But Shedeur Sanders rallied his team with help from Omarion Miller, who set a Colorado freshman record with 196 receiving yards on nine receptions.
“We just had to lock in and understand, ‘Look, this is not going to be a recap of what happened last week. We just not going out like that,'” Shedeur Sanders said. “Whatever it takes. That was the whole motto this week.”
Shedeur Sanders corrected several reporters and provided the correct pronunciation of Miller’s name, adding, “Everybody, this is my man, Omarion! He went for a lot of yards today!” Sanders found Miller for a 9-yard touchdown through a tiny window on fourth-and-5 to bring Colorado within two touchdowns early in the fourth quarter.
Miller, an ESPN four-star recruit, had not recorded a reception in Colorado’s first four games but said he “dreamed about” a big performance against USC.
“I’ve got so much to prove, this is just one game,” Miller said. “Y’all ain’t seen nothing yet.”
Miller was one of several young players to emerge for Colorado, which played without three defensive backs who started the season — safety Myles Slusher, cornerback Travis Hunter and safety Shilo Sanders, who missed his first game with a kidney injury from the Oregon game. Freshman cornerback Cormani McClain, ESPN’s No. 14 overall recruit whose preparation Deion Sanders called out during the week, had a pass breakup in the end zone and helped cover up a botched PAT attempt by USC.

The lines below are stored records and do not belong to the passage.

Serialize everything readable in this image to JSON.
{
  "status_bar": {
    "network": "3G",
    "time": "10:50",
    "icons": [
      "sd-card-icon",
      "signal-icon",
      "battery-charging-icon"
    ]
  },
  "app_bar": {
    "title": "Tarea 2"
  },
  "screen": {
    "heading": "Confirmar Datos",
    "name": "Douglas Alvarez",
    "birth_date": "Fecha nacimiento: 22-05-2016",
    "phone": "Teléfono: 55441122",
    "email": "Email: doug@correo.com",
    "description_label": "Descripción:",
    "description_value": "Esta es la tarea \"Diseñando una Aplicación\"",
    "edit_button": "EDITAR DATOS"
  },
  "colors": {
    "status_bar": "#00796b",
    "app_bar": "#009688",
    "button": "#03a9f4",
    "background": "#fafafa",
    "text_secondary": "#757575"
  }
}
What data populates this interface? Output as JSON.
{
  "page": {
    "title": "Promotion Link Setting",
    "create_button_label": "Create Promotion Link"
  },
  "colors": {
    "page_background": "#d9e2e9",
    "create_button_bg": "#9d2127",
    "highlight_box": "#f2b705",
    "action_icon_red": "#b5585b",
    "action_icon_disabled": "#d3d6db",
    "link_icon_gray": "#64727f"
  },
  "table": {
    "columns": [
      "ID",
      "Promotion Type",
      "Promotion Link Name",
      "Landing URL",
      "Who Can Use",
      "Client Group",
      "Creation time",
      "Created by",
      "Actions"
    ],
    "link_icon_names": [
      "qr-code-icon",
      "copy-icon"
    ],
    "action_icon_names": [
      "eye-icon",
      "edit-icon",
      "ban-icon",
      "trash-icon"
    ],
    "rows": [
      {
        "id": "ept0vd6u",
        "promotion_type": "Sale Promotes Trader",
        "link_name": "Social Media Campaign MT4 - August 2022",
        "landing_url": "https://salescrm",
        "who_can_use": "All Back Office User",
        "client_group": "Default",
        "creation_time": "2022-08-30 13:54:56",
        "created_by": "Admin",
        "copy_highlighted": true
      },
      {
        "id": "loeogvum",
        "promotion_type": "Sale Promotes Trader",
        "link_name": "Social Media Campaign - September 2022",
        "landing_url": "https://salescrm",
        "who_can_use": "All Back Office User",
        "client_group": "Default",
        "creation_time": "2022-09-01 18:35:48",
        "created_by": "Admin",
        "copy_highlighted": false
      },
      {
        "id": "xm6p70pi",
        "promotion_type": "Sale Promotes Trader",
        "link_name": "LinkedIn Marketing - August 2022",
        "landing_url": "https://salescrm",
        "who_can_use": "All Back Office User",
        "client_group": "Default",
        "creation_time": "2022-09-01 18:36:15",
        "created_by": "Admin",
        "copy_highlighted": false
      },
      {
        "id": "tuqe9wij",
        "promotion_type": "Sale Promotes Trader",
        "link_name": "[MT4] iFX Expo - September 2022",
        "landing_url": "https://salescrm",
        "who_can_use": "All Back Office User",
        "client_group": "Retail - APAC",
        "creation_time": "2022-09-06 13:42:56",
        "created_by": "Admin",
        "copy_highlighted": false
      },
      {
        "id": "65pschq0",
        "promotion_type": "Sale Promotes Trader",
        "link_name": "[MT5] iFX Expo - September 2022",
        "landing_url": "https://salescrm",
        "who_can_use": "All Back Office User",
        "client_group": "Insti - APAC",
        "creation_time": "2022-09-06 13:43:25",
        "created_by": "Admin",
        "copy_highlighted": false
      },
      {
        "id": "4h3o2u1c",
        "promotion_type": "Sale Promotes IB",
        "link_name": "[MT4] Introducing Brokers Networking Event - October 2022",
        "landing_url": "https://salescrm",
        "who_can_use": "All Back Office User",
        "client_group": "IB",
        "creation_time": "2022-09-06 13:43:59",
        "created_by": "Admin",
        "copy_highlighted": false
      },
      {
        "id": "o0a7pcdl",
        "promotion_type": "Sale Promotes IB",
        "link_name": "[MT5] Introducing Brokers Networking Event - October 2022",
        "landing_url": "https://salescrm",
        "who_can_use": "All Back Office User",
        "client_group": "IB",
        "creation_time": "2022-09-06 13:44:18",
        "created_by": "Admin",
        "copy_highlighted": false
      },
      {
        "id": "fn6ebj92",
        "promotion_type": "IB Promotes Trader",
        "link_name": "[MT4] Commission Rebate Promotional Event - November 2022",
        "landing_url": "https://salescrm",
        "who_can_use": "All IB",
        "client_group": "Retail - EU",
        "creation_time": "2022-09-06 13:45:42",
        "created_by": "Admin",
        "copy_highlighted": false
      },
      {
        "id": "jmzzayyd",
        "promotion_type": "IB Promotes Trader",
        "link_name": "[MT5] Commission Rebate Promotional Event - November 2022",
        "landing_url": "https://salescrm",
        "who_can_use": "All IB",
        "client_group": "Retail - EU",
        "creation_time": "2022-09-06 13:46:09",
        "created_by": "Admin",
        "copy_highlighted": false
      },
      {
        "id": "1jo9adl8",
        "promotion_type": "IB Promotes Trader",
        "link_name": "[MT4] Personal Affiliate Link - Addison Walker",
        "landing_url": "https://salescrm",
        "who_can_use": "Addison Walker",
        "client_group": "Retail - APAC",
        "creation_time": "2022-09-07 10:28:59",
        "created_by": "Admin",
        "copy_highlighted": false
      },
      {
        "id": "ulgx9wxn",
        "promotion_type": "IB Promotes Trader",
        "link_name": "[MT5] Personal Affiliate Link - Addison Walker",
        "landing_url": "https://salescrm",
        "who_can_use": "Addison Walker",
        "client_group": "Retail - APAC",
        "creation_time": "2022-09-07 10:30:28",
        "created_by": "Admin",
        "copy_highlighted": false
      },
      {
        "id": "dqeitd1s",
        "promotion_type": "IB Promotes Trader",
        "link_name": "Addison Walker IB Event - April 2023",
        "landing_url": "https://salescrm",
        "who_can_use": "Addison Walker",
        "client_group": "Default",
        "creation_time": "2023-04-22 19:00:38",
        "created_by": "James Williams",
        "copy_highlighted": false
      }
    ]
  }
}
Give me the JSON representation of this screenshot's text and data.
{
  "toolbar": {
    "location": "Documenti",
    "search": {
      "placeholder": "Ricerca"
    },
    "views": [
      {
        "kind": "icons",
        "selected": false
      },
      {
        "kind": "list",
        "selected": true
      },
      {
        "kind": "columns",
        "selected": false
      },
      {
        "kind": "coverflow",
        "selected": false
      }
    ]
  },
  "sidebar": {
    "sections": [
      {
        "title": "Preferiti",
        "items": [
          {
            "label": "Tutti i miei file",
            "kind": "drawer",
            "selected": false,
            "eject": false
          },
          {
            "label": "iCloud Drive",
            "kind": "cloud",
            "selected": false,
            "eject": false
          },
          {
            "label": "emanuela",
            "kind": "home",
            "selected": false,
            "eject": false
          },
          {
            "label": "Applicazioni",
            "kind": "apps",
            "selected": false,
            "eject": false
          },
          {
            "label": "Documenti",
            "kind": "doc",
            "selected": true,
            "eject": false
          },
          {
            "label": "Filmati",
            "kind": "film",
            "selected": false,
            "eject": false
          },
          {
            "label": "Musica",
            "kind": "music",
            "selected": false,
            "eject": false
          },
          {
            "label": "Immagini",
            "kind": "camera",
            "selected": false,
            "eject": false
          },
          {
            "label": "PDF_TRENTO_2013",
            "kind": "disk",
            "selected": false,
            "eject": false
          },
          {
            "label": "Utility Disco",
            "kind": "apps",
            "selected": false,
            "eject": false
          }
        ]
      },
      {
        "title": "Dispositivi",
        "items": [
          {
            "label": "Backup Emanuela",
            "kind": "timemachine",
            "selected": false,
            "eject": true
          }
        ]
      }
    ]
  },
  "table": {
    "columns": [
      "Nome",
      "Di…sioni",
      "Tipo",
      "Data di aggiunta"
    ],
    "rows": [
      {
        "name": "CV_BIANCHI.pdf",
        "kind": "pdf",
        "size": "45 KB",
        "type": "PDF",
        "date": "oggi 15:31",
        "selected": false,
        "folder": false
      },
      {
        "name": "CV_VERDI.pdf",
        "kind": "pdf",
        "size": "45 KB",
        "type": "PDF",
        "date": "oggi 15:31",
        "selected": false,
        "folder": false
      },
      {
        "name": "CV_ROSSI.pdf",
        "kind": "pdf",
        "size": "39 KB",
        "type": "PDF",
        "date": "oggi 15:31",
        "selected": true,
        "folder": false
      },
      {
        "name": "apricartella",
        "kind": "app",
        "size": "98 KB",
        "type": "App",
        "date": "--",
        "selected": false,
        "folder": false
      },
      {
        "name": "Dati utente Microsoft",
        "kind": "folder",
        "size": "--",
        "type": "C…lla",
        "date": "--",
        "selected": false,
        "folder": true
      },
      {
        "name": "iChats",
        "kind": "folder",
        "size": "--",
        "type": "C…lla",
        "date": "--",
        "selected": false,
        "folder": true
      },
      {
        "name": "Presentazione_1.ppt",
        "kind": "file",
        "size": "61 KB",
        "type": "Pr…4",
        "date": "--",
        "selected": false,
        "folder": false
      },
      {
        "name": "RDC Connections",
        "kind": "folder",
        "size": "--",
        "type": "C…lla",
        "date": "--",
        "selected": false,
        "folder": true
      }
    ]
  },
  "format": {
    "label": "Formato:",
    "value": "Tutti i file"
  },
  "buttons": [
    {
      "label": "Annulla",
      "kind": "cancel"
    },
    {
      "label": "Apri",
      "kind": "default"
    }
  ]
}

Deion Sanders said he wants McClain “to be that dude,” and added that both McClain and Miller “separated themselves from their yesterday,” which was “terrible.” He said both have now reset expectations for themselves going forward.
Shedeur Sanders, meanwhile, continued to raise the outlook after his fourth game of 348 pass yards or more and third with four touchdown passes. Deion Sanders, who nicknamed his son “Grown” because of his maturity, said he had no doubt Shedeur would have led Colorado for another touchdown if the Buffaloes had recovered an onside kick with 1 minute, 43 seconds left.
Deion Sanders called Shedeur “a baller” and “a now player.”
“He’s been built and reared for this his whole life,” Deion Sanders said. “The kid has always won, he’s always been dominant, he’s always been smart and intelligent and concise, he’s always been a competitor. … He’s always given us a chance to succeed in every level.
“I could go on and on, but I don’t want to sound like the dad. The kid can flat-out play.”
Asked about sharing a stage with Williams, Shedeur Sanders replied, “My stage is my stage.” His goal is for more complete games, as Colorado has been outscored 90-28 in the first halves of its past three games.
Deion Sanders said the team’s strong finish is important, but the team is still searching for its “true identity” after a 3-2 September in which Colorado became the biggest story in college football.
“If you can’t see what’s coming with CU football, you’ve lost your mind,” Sanders said. “You’re just a flat-out hater if you can’t see what’s going on and what’s going to transpire over the next several months. Something’s wrong with you.”